Sorenstam’s competition could include former longtime Connecticut resident and PGA of America president Suzy Whaley, who inspired the Swede to accept a sponsors’ exemption to play in the PGA Tour’s Bank of America Colonial in Fort Worth, Texas, in 2003. Whaley had earned an exemption to the Buick Championship at TPC River Highlands in Cromwell when she captured the 2002 Connecticut PGA Championship. That made her the first female to win a PGA of America Member Invitational Championship in PGA Section or national championships and first to qualify for a PGA Tour event in 57 years.
In 2014, Whaley became the first female and first member of the Connecticut Section PGA to be elected an officer in the PGA of America (secretary), and it came on the first ballot, a rarity. Her two-year reign as president ended in October, but she and the Section weren’t able to host the organization’s annual meeting in Hartford due to the COVID-19 pandemic.
Whaley, 55, is going to try to qualify for the 120-player U.S. Women’s Senior Open Championship field and have a reunion with Sorenstam. Whaley is a leading golf teacher at the Country Club of Mirasol in Palm Beach Gardens, Fla. Earning a spot in the Buick Championship ended up inspiring Sorenstam to play in the Colonial. Sorenstam said she had thought about competing in a PGA Tour event because she knew so many of the players, including close friend Tiger Woods, but quickly reconsidered.
“I’d think about for about 10 seconds and then go back to watching television,” Sorenstam said during a teleconference call before her Colonial start. “But after Suzy qualified, it changed my mind.”
Sorenstam won a record eight LPGA Player of the Year awards and six Vare Trophies given to the player with the lowest seasonal scoring average. She is the only female golfer to a 59 in competition and holds various all-time scoring records, including the lowest season scoring average, 68.6969 in 2004.
In 2012, Sorenstam received the Bob Jones Award, the USGA’s highest honor, which recognizes an individual who demonstrates spirit, personal character and respect for the game. Her time in recent years has been spent raising her two children with her husband, the son of 1979 Sammy Davis Jr.-Greater Hartford Open champion Jerry McGee, and participating in numerous ventures to grow the game through her Annika Foundation.
Sorenstam represented Europe in the Solheim Cup eight times between 1994 and 2007 and was the event’s all-time leading points earner until it was surprised by England’s Laura Davies during the 2011 competition against the United States. She also was captain of the 2017 European Solheim Cup team.

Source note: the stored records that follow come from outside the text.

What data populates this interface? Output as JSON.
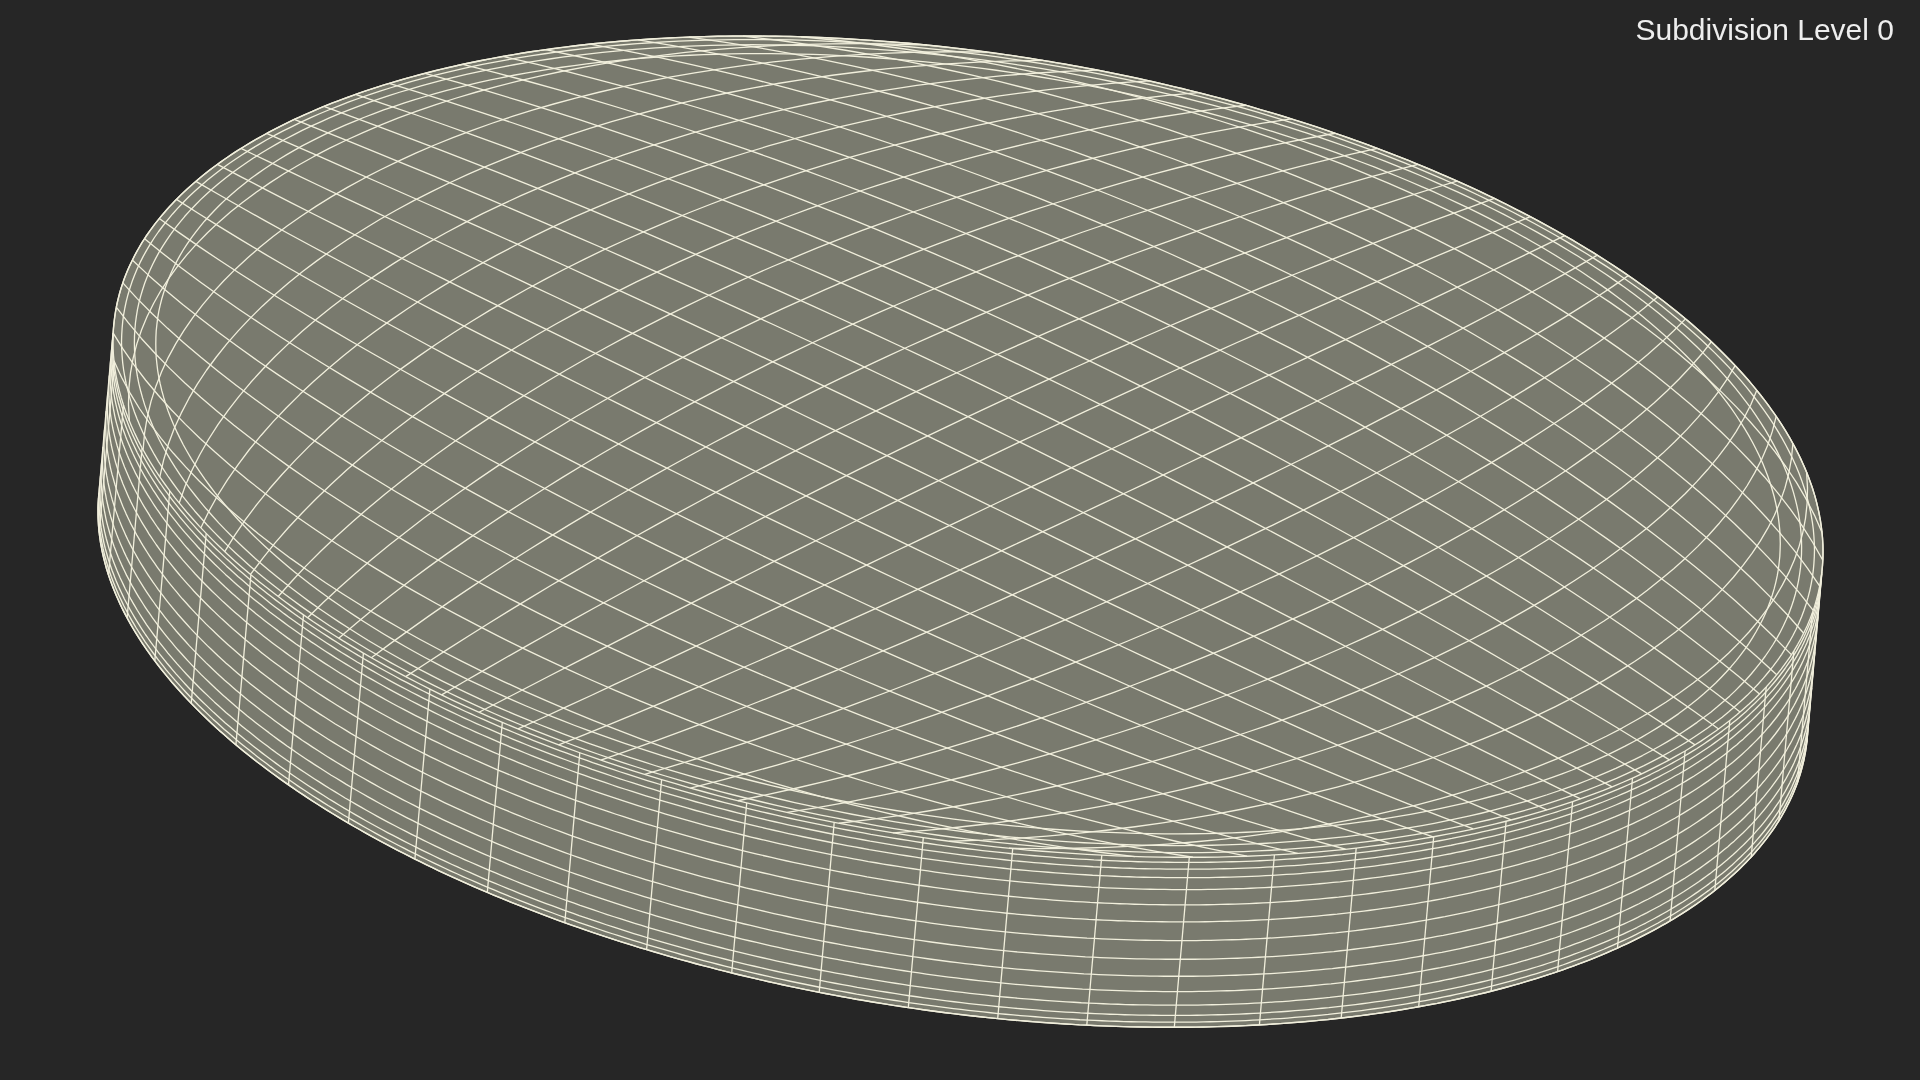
{
  "viewport": {
    "overlay_label": "Subdivision Level 0"
  }
}
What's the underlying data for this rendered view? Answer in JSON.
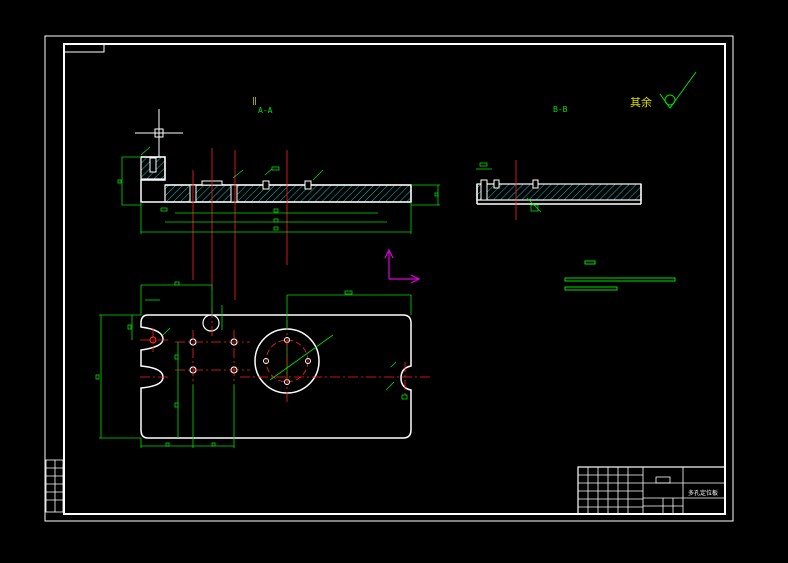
{
  "drawing": {
    "background": "#000000",
    "colors": {
      "border": "#ffffff",
      "dimension": "#00e000",
      "centerline": "#ff2020",
      "hatch": "#00c8c8",
      "outline": "#ffffff",
      "ucs": "#e000e0",
      "label": "#e0e000"
    },
    "view_labels": {
      "section_a": "A-A",
      "section_b": "B-B"
    },
    "surface_finish_note": "其余",
    "title_block": {
      "drawing_name": "多孔定位板"
    },
    "icons": {
      "crosshair": "crosshair-icon",
      "ucs": "ucs-axis-icon",
      "roughness": "roughness-symbol-icon"
    }
  }
}
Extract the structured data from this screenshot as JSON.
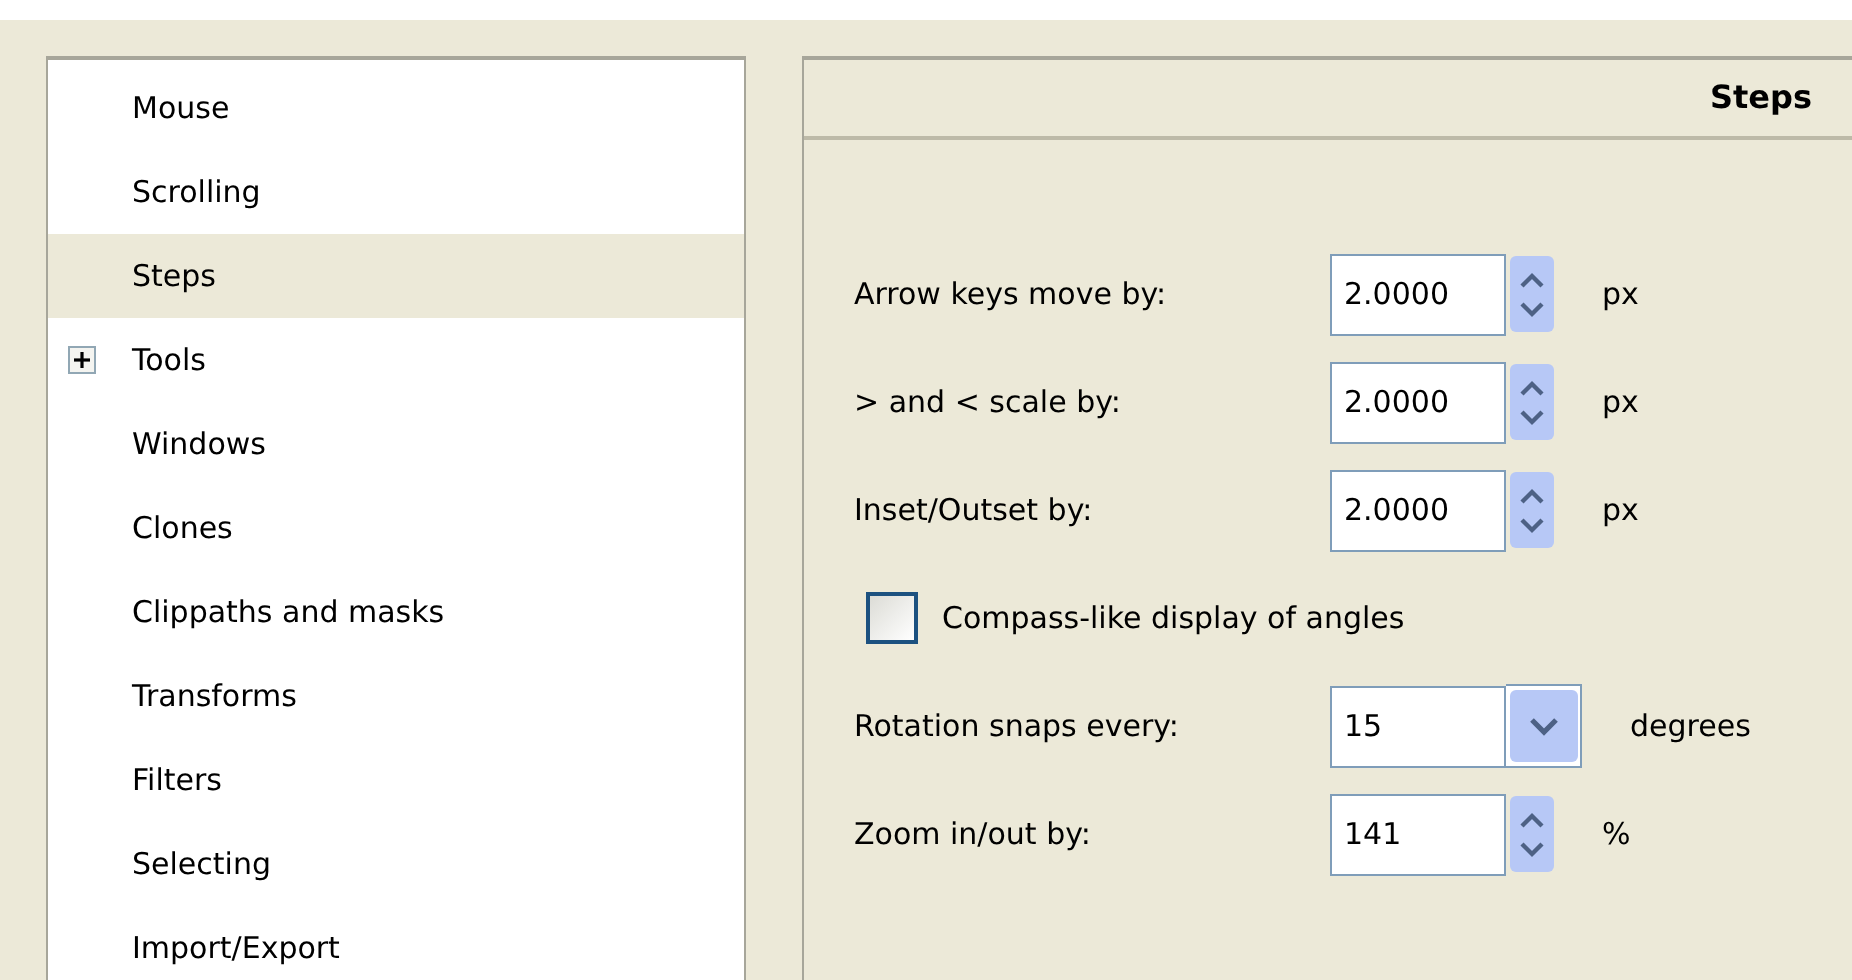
{
  "sidebar": {
    "items": [
      {
        "label": "Mouse",
        "kind": "leaf",
        "selected": false
      },
      {
        "label": "Scrolling",
        "kind": "leaf",
        "selected": false
      },
      {
        "label": "Steps",
        "kind": "leaf",
        "selected": true
      },
      {
        "label": "Tools",
        "kind": "group",
        "expanded": false,
        "selected": false
      },
      {
        "label": "Windows",
        "kind": "leaf",
        "selected": false
      },
      {
        "label": "Clones",
        "kind": "leaf",
        "selected": false
      },
      {
        "label": "Clippaths and masks",
        "kind": "leaf",
        "selected": false
      },
      {
        "label": "Transforms",
        "kind": "leaf",
        "selected": false
      },
      {
        "label": "Filters",
        "kind": "leaf",
        "selected": false
      },
      {
        "label": "Selecting",
        "kind": "leaf",
        "selected": false
      },
      {
        "label": "Import/Export",
        "kind": "leaf",
        "selected": false
      }
    ]
  },
  "panel": {
    "title": "Steps",
    "settings": [
      {
        "kind": "spin",
        "label": "Arrow keys move by:",
        "value": "2.0000",
        "unit": "px"
      },
      {
        "kind": "spin",
        "label": "> and < scale by:",
        "value": "2.0000",
        "unit": "px"
      },
      {
        "kind": "spin",
        "label": "Inset/Outset by:",
        "value": "2.0000",
        "unit": "px"
      },
      {
        "kind": "checkbox",
        "label": "Compass-like display of angles",
        "checked": false
      },
      {
        "kind": "combo",
        "label": "Rotation snaps every:",
        "value": "15",
        "unit": "degrees"
      },
      {
        "kind": "spin",
        "label": "Zoom in/out by:",
        "value": "141",
        "unit": "%"
      }
    ]
  }
}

Last December, Sorenstam was appointed president of the International Golf Federation starting January 1 of this year, which was six days before she received the Presidential Medal of Freedom from President Donald Trump. Because the women’s golf competition in the Summer Olympics in Tokyo was the week after the U.S. Women’s Senior Open Championship, Sorenstam hesitated about playing at Brooklawn. But after being encouraged by Olympic officials, she decided she would go to Connecticut.
Davies, another Hall of Fame member, won the inaugural Senior Women’s Open by a stunning 10 strokes at Chicago Golf Club in 2018. Swede Helen Alfredsson triumphed in the second edition in 2019 at Pine Needles Golf Club in Pinehurst, North Carolina, but last year’s championship scheduled for Brooklawn CC was canceled due to the pandemic.
This will be the fifth USGA event to be played at Brooklawn Country Club in Fairfield, and past champions have been David Nevatt (1974 U.S. Junior Amateur), Jerilyn Britz (1979 U.S. Women’s Open), Gary Player (U.S. Senior Open) and Sukjin-Lee Wuesthoff (U.S. Girls’ Junior).
Tickets are available at https://www.usga.org/content/usga/home-page/championships/2021/u-s–senior-women-s-open/tickets.html